What follows is a set of records; repeat them exactly, without the pictures.

(Dataset entries)

--- START ---

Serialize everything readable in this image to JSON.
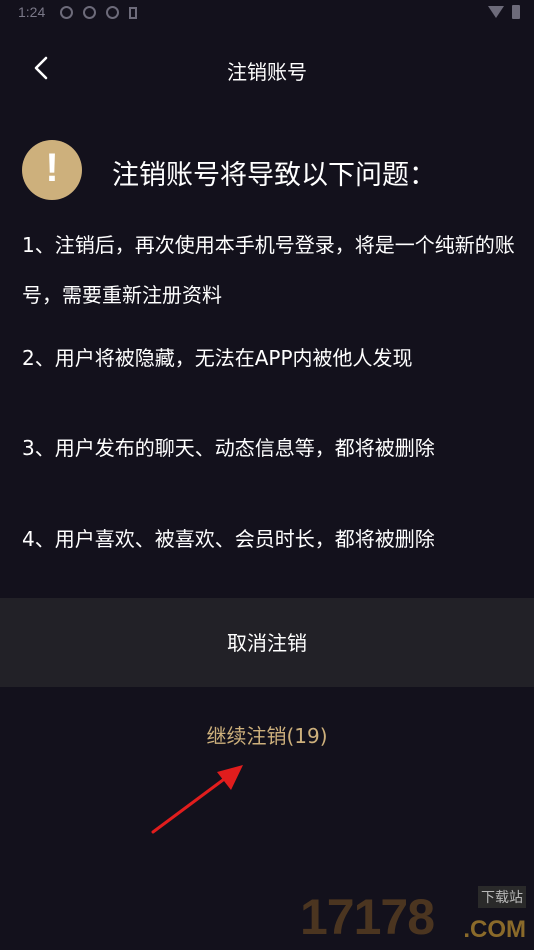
{
  "status_bar": {
    "time": "1:24"
  },
  "header": {
    "title": "注销账号",
    "back_icon": "chevron-left-icon"
  },
  "warning": {
    "icon_glyph": "!",
    "icon_color": "#cdb07c",
    "heading": "注销账号将导致以下问题："
  },
  "notices": [
    "1、注销后，再次使用本手机号登录，将是一个纯新的账号，需要重新注册资料",
    "2、用户将被隐藏，无法在APP内被他人发现",
    "3、用户发布的聊天、动态信息等，都将被删除",
    "4、用户喜欢、被喜欢、会员时长，都将被删除"
  ],
  "actions": {
    "cancel_label": "取消注销",
    "continue_label": "继续注销(19)",
    "accent_color": "#cdb07c"
  },
  "watermark": {
    "number": "17178",
    "dotcom": ".COM",
    "tag": "下载站"
  },
  "colors": {
    "background": "#13111c",
    "cancel_background": "#222127",
    "annotation_arrow": "#e11d1d"
  }
}
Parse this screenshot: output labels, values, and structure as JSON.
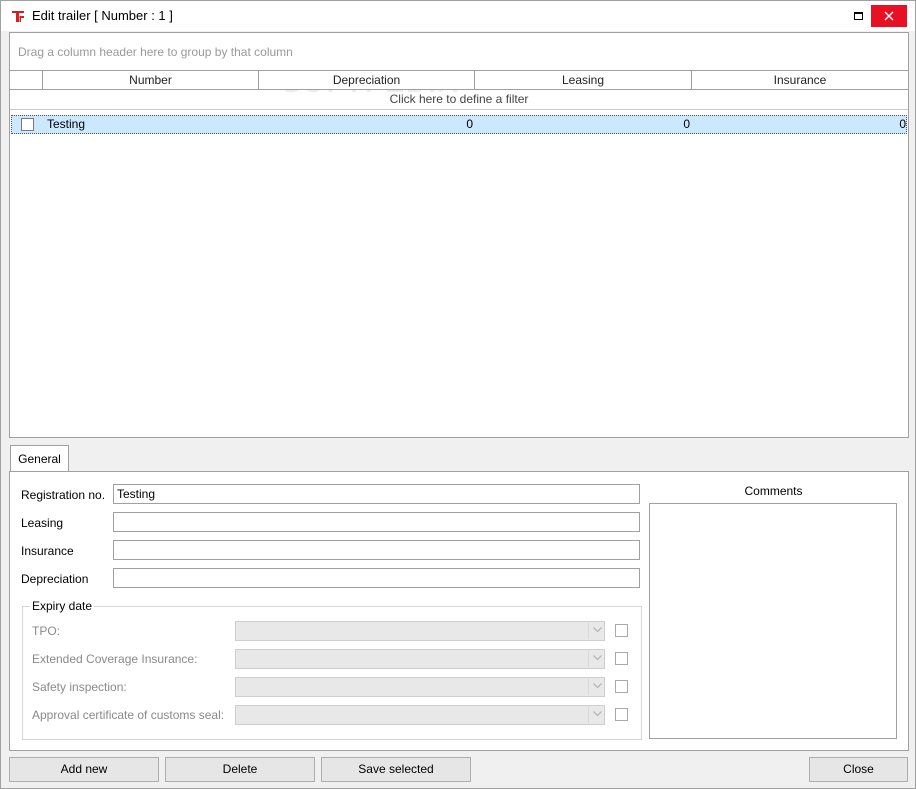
{
  "window": {
    "title": "Edit trailer [ Number : 1 ]",
    "icon": "app-logo-icon",
    "close_color": "#e81123"
  },
  "grid": {
    "group_hint": "Drag a column header here to group by that column",
    "columns": [
      "Number",
      "Depreciation",
      "Leasing",
      "Insurance"
    ],
    "filter_hint": "Click here to define a filter",
    "rows": [
      {
        "number": "Testing",
        "depreciation": "0",
        "leasing": "0",
        "insurance": "0",
        "selected": true
      }
    ],
    "watermark": "SOFTPEDIA",
    "selection_color": "#cce8ff"
  },
  "tabs": [
    "General"
  ],
  "form": {
    "registration_label": "Registration no.",
    "registration_value": "Testing",
    "leasing_label": "Leasing",
    "leasing_value": "",
    "insurance_label": "Insurance",
    "insurance_value": "",
    "depreciation_label": "Depreciation",
    "depreciation_value": "",
    "comments_label": "Comments",
    "comments_value": ""
  },
  "expiry": {
    "legend": "Expiry date",
    "items": [
      {
        "label": "TPO:",
        "value": ""
      },
      {
        "label": "Extended Coverage Insurance:",
        "value": ""
      },
      {
        "label": "Safety inspection:",
        "value": ""
      },
      {
        "label": "Approval certificate of customs seal:",
        "value": ""
      }
    ]
  },
  "buttons": {
    "add_new": "Add new",
    "delete": "Delete",
    "save_selected": "Save selected",
    "close": "Close"
  }
}
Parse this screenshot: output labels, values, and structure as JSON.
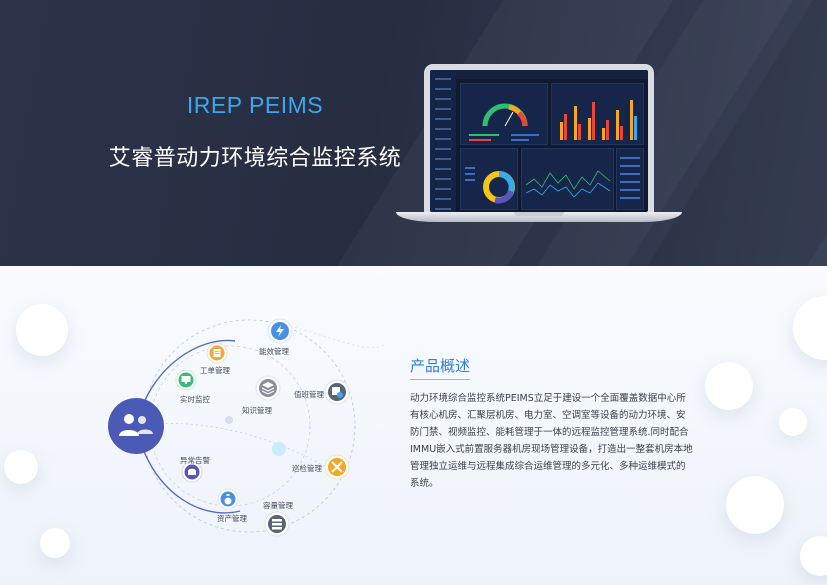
{
  "hero": {
    "title": "IREP PEIMS",
    "subtitle": "艾睿普动力环境综合监控系统"
  },
  "diagram": {
    "center_icon": "users-icon",
    "nodes": [
      {
        "key": "energy",
        "label": "能效管理",
        "icon": "lightning-icon",
        "color": "#4a90e2"
      },
      {
        "key": "workorder",
        "label": "工单管理",
        "icon": "document-icon",
        "color": "#f2a93b"
      },
      {
        "key": "realtime",
        "label": "实时监控",
        "icon": "monitor-icon",
        "color": "#3cb878"
      },
      {
        "key": "knowledge",
        "label": "知识管理",
        "icon": "layers-icon",
        "color": "#8a8f99"
      },
      {
        "key": "duty",
        "label": "值班管理",
        "icon": "calendar-clock-icon",
        "color": "#5b6475"
      },
      {
        "key": "alarm",
        "label": "异常告警",
        "icon": "alarm-icon",
        "color": "#5a55b8"
      },
      {
        "key": "inspection",
        "label": "巡检管理",
        "icon": "tools-icon",
        "color": "#f5a623"
      },
      {
        "key": "asset",
        "label": "资产管理",
        "icon": "money-bag-icon",
        "color": "#4a90e2"
      },
      {
        "key": "capacity",
        "label": "容量管理",
        "icon": "server-icon",
        "color": "#5b6475"
      }
    ]
  },
  "overview": {
    "title": "产品概述",
    "body": "动力环境综合监控系统PEIMS立足于建设一个全面覆盖数据中心所有核心机房、汇聚层机房、电力室、空调室等设备的动力环境、安防门禁、视频监控、能耗管理于一体的远程监控管理系统.同时配合IMMU嵌入式前置服务器机房现场管理设备，打造出一整套机房本地管理独立运维与远程集成综合运维管理的多元化、多种运维模式的系统。"
  },
  "colors": {
    "accent": "#3aa7ee",
    "overview_title": "#2d7fd6",
    "center": "#4b5bb5",
    "hero_bg": "#2a3045"
  }
}
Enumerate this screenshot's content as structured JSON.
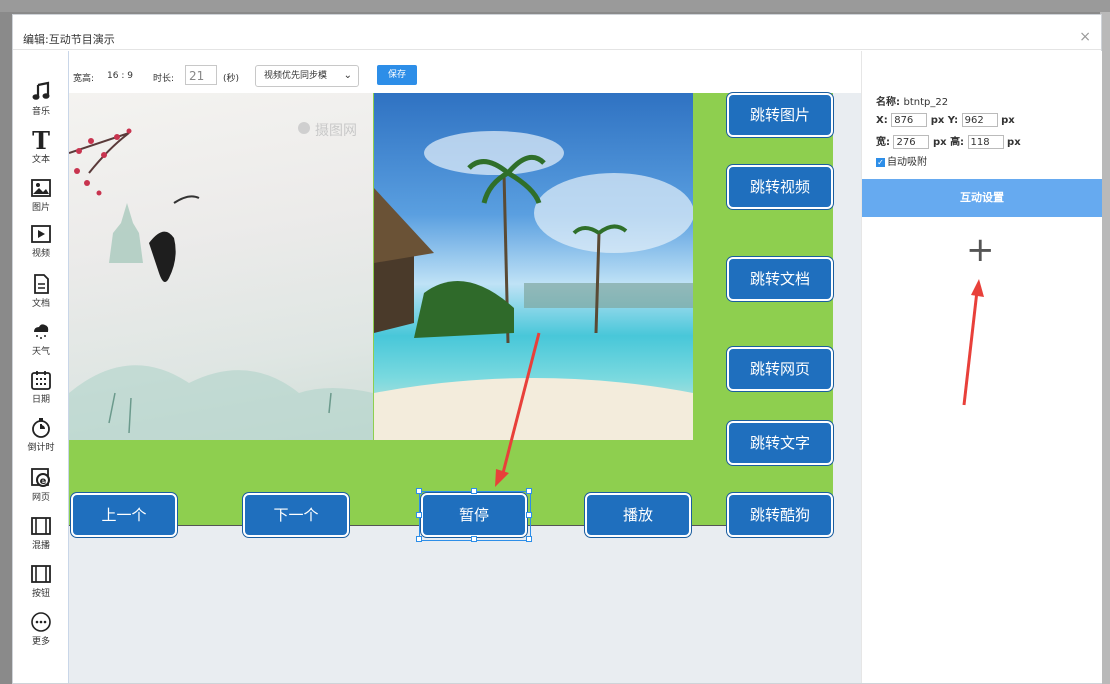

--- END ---

WRITTEN REPLY:
Serialize everything readable in this image to JSON.
{
  "status_bar": {
    "time": "1:24"
  },
  "header": {
    "title": "注销账号",
    "back_icon": "chevron-left-icon"
  },
  "warning": {
    "icon_glyph": "!",
    "icon_color": "#cdb07c",
    "heading": "注销账号将导致以下问题："
  },
  "notices": [
    "1、注销后，再次使用本手机号登录，将是一个纯新的账号，需要重新注册资料",
    "2、用户将被隐藏，无法在APP内被他人发现",
    "3、用户发布的聊天、动态信息等，都将被删除",
    "4、用户喜欢、被喜欢、会员时长，都将被删除"
  ],
  "actions": {
    "cancel_label": "取消注销",
    "continue_label": "继续注销(19)",
    "accent_color": "#cdb07c"
  },
  "watermark": {
    "number": "17178",
    "dotcom": ".COM",
    "tag": "下载站"
  },
  "colors": {
    "background": "#13111c",
    "cancel_background": "#222127",
    "annotation_arrow": "#e11d1d"
  }
}
Parse this screenshot: output labels, values, and structure as JSON.
{
  "window": {
    "title": "Edit trailer [ Number : 1 ]",
    "icon": "app-logo-icon",
    "close_color": "#e81123"
  },
  "grid": {
    "group_hint": "Drag a column header here to group by that column",
    "columns": [
      "Number",
      "Depreciation",
      "Leasing",
      "Insurance"
    ],
    "filter_hint": "Click here to define a filter",
    "rows": [
      {
        "number": "Testing",
        "depreciation": "0",
        "leasing": "0",
        "insurance": "0",
        "selected": true
      }
    ],
    "watermark": "SOFTPEDIA",
    "selection_color": "#cce8ff"
  },
  "tabs": [
    "General"
  ],
  "form": {
    "registration_label": "Registration no.",
    "registration_value": "Testing",
    "leasing_label": "Leasing",
    "leasing_value": "",
    "insurance_label": "Insurance",
    "insurance_value": "",
    "depreciation_label": "Depreciation",
    "depreciation_value": "",
    "comments_label": "Comments",
    "comments_value": ""
  },
  "expiry": {
    "legend": "Expiry date",
    "items": [
      {
        "label": "TPO:",
        "value": ""
      },
      {
        "label": "Extended Coverage Insurance:",
        "value": ""
      },
      {
        "label": "Safety inspection:",
        "value": ""
      },
      {
        "label": "Approval certificate of customs seal:",
        "value": ""
      }
    ]
  },
  "buttons": {
    "add_new": "Add new",
    "delete": "Delete",
    "save_selected": "Save selected",
    "close": "Close"
  }
}
Parse this screenshot: output labels, values, and structure as JSON.
{
  "hero": {
    "title": "IREP PEIMS",
    "subtitle": "艾睿普动力环境综合监控系统"
  },
  "diagram": {
    "center_icon": "users-icon",
    "nodes": [
      {
        "key": "energy",
        "label": "能效管理",
        "icon": "lightning-icon",
        "color": "#4a90e2"
      },
      {
        "key": "workorder",
        "label": "工单管理",
        "icon": "document-icon",
        "color": "#f2a93b"
      },
      {
        "key": "realtime",
        "label": "实时监控",
        "icon": "monitor-icon",
        "color": "#3cb878"
      },
      {
        "key": "knowledge",
        "label": "知识管理",
        "icon": "layers-icon",
        "color": "#8a8f99"
      },
      {
        "key": "duty",
        "label": "值班管理",
        "icon": "calendar-clock-icon",
        "color": "#5b6475"
      },
      {
        "key": "alarm",
        "label": "异常告警",
        "icon": "alarm-icon",
        "color": "#5a55b8"
      },
      {
        "key": "inspection",
        "label": "巡检管理",
        "icon": "tools-icon",
        "color": "#f5a623"
      },
      {
        "key": "asset",
        "label": "资产管理",
        "icon": "money-bag-icon",
        "color": "#4a90e2"
      },
      {
        "key": "capacity",
        "label": "容量管理",
        "icon": "server-icon",
        "color": "#5b6475"
      }
    ]
  },
  "overview": {
    "title": "产品概述",
    "body": "动力环境综合监控系统PEIMS立足于建设一个全面覆盖数据中心所有核心机房、汇聚层机房、电力室、空调室等设备的动力环境、安防门禁、视频监控、能耗管理于一体的远程监控管理系统.同时配合IMMU嵌入式前置服务器机房现场管理设备，打造出一整套机房本地管理独立运维与远程集成综合运维管理的多元化、多种运维模式的系统。"
  },
  "colors": {
    "accent": "#3aa7ee",
    "overview_title": "#2d7fd6",
    "center": "#4b5bb5",
    "hero_bg": "#2a3045"
  }
}
Enumerate this screenshot's content as structured JSON.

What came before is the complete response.